- **YOUR OBJECTIVE**
Your answer should be every line of the records that contains the word "Advanced".
((
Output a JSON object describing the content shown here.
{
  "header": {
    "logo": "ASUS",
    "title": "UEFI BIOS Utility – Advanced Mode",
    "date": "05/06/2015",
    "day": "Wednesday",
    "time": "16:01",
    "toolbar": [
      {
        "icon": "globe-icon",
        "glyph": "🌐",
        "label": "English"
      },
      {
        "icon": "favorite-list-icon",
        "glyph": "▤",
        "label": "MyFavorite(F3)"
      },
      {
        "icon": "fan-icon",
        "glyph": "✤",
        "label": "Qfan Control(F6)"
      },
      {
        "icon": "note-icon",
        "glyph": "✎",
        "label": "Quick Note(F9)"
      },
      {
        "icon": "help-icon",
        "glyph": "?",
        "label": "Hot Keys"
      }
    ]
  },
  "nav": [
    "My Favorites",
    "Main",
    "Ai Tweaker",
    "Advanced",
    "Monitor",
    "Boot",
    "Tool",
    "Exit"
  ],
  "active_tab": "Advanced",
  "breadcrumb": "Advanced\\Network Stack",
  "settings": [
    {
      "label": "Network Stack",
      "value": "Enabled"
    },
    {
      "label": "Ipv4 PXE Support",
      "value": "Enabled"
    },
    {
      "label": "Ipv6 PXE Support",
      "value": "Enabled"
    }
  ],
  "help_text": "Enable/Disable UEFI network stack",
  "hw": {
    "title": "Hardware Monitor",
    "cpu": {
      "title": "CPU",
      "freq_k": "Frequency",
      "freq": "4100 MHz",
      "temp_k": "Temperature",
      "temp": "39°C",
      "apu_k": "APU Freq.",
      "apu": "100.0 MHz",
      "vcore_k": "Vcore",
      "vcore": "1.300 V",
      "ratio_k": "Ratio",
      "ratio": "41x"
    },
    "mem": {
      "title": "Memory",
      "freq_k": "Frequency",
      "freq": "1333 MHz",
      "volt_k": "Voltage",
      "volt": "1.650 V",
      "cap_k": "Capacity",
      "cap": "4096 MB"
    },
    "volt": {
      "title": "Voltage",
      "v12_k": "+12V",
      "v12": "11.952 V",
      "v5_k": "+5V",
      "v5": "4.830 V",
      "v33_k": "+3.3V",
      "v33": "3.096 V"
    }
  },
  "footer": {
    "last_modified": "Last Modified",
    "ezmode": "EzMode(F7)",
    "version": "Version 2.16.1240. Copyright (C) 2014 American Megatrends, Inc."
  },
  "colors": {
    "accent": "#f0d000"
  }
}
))
- **THE ANSWER**
    "title": "UEFI BIOS Utility – Advanced Mode",
    "Advanced",
  "active_tab": "Advanced",
  "breadcrumb": "Advanced\\Network Stack",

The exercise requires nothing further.